• # Analyzing Geneseo's Yik Yak Community

13 Feb 2015

Due to the nature of the data analyzed this post contains strong language.

The pseudo-anonymous messaging app Yik Yak has been making waves in high schools and college communities for the last year, with officials and community claiming that the application promotes bullying and hate speech. In March of 2014, Dr. Keith Ablow wrote an opinion piece for Fox News stating that "Yik Yak is the most dangerous app [he'd] ever seen." SUNY Geneseo, a small rural college with a campus population near 5,000 students, has a burgeoning Yik Yak community with hundreds of users. Like other college campuses, Geneseo's campus is in the debating the social pros and cons to the type of anonymous forum that Yik Yak provides.

Figure 1: Peter Steiner's famous cartoon published by The New Yorker on July 5, 1993. Steiner's comic showed the general transition of the Internet out of the hands of purely government and academic use into the hands of everyday individuals. It also touches on the pseudo-anonymous aspects of Internet culture providing a disconnect between individual identity and community membership.

Regardless of the rhetoric and vitriol surrounding the app and cherry-picked examples to be lambasted by the media, very few people have put their money where their mouth is in terms of the content on Yik Yak. Is Yik Yak really as socially dangerous as Dr. Ablow would have people believe, or is it simply a diverse and vocal community like other social networks?

• # Creating Cellular Automata: Life-like Cellular Automata

01 Jun 2014

In a continuation of understanding models of life, one of the most interesting cellular automatons is a two dimensional "life-like" automaton. The first life-like automaton was created by John Conway in 1970, and was published in the October 1970 release of Scientific American. The intrigue that surrounds the automaton comes from the emergence and self-organization of highly complex patterns as the simulation evolves. As a result, these automata have attracted the interest of computer scientists, mathematicians, biologists, and physicists.

Figure 1: An example of life-like cellular automata. This simulation is represented as Unicode characters from an automaton implemented in python. White characters represent cells that are alive. As the simulation progresses, it approaches a state of stability and order. Some patches of complexity remain and migrate through the world.

Let's examine the rules of Conway's cellular automaton and see if we can implement a simple life-like cellular automaton in python.

• # Creating Cellular Automata: Elementary Cellular Automata

03 May 2014

Sometimes the best way to learn about something is to create it. If I want to learn about an interesting subset of mathematics, eigenvalues perhaps, the explanation of the math can only go so far.
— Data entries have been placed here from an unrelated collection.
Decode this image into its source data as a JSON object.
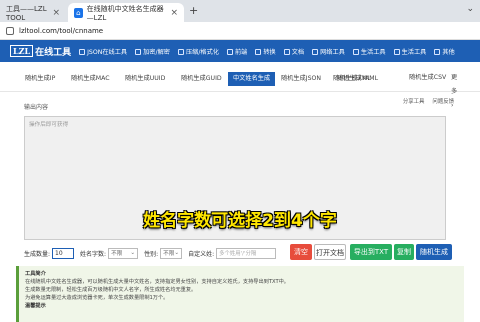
{
  "browser": {
    "tabs": [
      {
        "label": "工具——LZL TOOL"
      },
      {
        "label": "在线随机中文姓名生成器—LZL"
      }
    ],
    "new_tab": "+",
    "url": "lzltool.com/tool/cnname"
  },
  "site": {
    "logo_box": "LZL",
    "logo_text": "在线工具",
    "nav": [
      "JSON在线工具",
      "加密/解密",
      "压缩/格式化",
      "前端",
      "转换",
      "文档",
      "网络工具",
      "生活工具",
      "生活工具",
      "其他"
    ]
  },
  "subtabs": [
    "随机生成IP",
    "随机生成MAC",
    "随机生成UUID",
    "随机生成GUID",
    "中文姓名生成",
    "随机生成JSON",
    "随机生成XML",
    "随机生成YAML",
    "随机生成CSV",
    "更多 ›"
  ],
  "active_subtab": 4,
  "output": {
    "label": "输出内容",
    "placeholder": "操作后即可获得",
    "tools": [
      "分享工具",
      "问题反馈"
    ]
  },
  "caption": "姓名字数可选择2到4个字",
  "controls": {
    "count_label": "生成数量:",
    "count_value": "10",
    "name_len_label": "姓名字数:",
    "name_len_value": "不限",
    "gender_label": "性别:",
    "gender_value": "不限",
    "custom_label": "自定义姓:",
    "custom_placeholder": "多个姓用'/'分隔"
  },
  "buttons": {
    "clear": "清空",
    "open": "打开文档",
    "export": "导出到TXT",
    "copy": "复制",
    "generate": "随机生成"
  },
  "intro": {
    "title": "工具简介",
    "lines": [
      "在线随机中文姓名生成器，可以随机生成大量中文姓名，支持指定男女性别，支持自定义姓氏，支持导出到TXT中。",
      "生成数量无限制，轻松生成百万级随机中文人名字，所生成姓名均无重复。",
      "为避免运算量过大造成浏览器卡死，单次生成数量限制1万个。"
    ],
    "tip_title": "温馨提示"
  },
  "colors": {
    "nav": "#1e5fb4",
    "danger": "#e74c3c",
    "success": "#27ae60"
  }
}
I must let my pencil do the talking as I learn through construction. Programming is no different. So, when I became interested in cellular automata, I decided to make some examples of different types. Today, we can go over elementary automata.

Figure 1: An example of elementary cellular automata following rule 110. Each row in the image represents a segment of time in a time series from top to bottom. Each back space represent an organism, and each white space represents a dead organism. By defining a rule set, we can determine the outcome of the system. Rule 110 is named as the binary equivalent to the binary series 01101110.
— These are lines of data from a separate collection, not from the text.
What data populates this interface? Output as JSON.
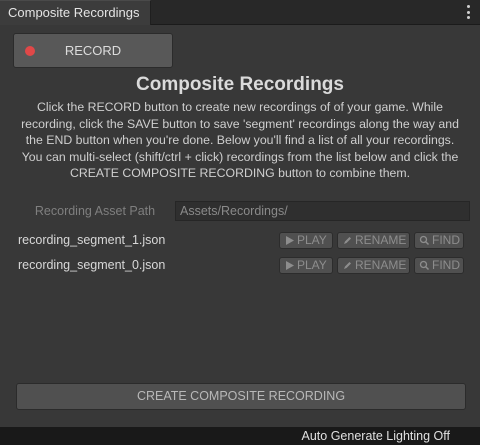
{
  "window": {
    "tab_title": "Composite Recordings"
  },
  "record_button": {
    "label": "RECORD"
  },
  "heading": "Composite Recordings",
  "description": "Click the RECORD button to create new recordings of of your game.  While recording, click the SAVE button to save 'segment' recordings along the way and the END button when you're done.  Below you'll find a list of all your recordings.  You can multi-select (shift/ctrl + click) recordings from the list below and click the CREATE COMPOSITE RECORDING button to combine them.",
  "asset_path": {
    "label": "Recording Asset Path",
    "value": "Assets/Recordings/"
  },
  "recordings": [
    {
      "name": "recording_segment_1.json",
      "play_label": "PLAY",
      "rename_label": "RENAME",
      "find_label": "FIND"
    },
    {
      "name": "recording_segment_0.json",
      "play_label": "PLAY",
      "rename_label": "RENAME",
      "find_label": "FIND"
    }
  ],
  "composite_button": {
    "label": "CREATE COMPOSITE RECORDING"
  },
  "status_bar": {
    "text": "Auto Generate Lighting Off"
  },
  "icons": {
    "record": "record-dot-icon",
    "play": "play-icon",
    "rename": "pencil-icon",
    "find": "magnifier-icon",
    "menu": "kebab-menu-icon"
  },
  "colors": {
    "record_dot": "#e04848",
    "panel_bg": "#383838",
    "status_bg": "#191919"
  }
}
Elementary automata are particularly interesting for two reasons:

1. The limited number of rules and interactions make them very easy to study.
2. The visual nature of time allows for deep investigation into changing patterns.
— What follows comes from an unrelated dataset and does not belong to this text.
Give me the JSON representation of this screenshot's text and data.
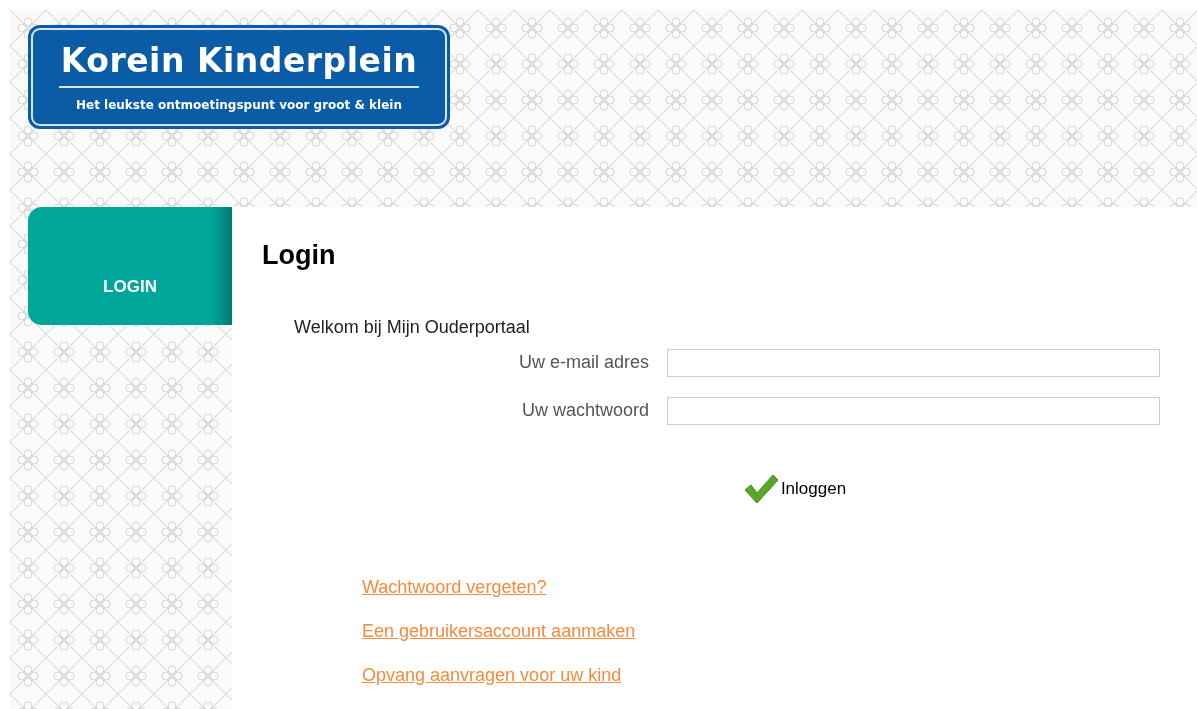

With these two characteristics, elementary cellular automata have become a tool to explore emergence, chaos, and complexity in a non-linear system.

• # Connecting to Cisco IPSec VPNs on Arch Linux

26 Feb 2014

In preparation to some travel abroad to Ivrea, Italy, I decided that I needed a secure way to connect back to my server at college. SUNY Geneseo is kind enough to provide a Cisco IPSec VPN into their heavily firewalled network and, with a little work, we can VPN in without an issue.

Figure 1: A generic visualization of the priciples of VPN tunneling. In this figure distict networks are able to connect with one another via the internet whilst preserving annonymity. Image by Ludovic.ferre licensed under Creative Commons Attribution-Share Alike 3.0 Unported.

## VPNC and the OpenConnect Client

Cisco provides a proprietary VPN client for users, however this application lacks official linux support, and remains unstable on Arch Linux. The open source community has created an alternative to the Cisco VPN client called the OpenConnect Client. Arch Linux has a package in the official repositories called openconnect To install, open a terminal and run

pacman -S openconnect


Once installed, we can configure and initialize a VPN instance using the openconnect command.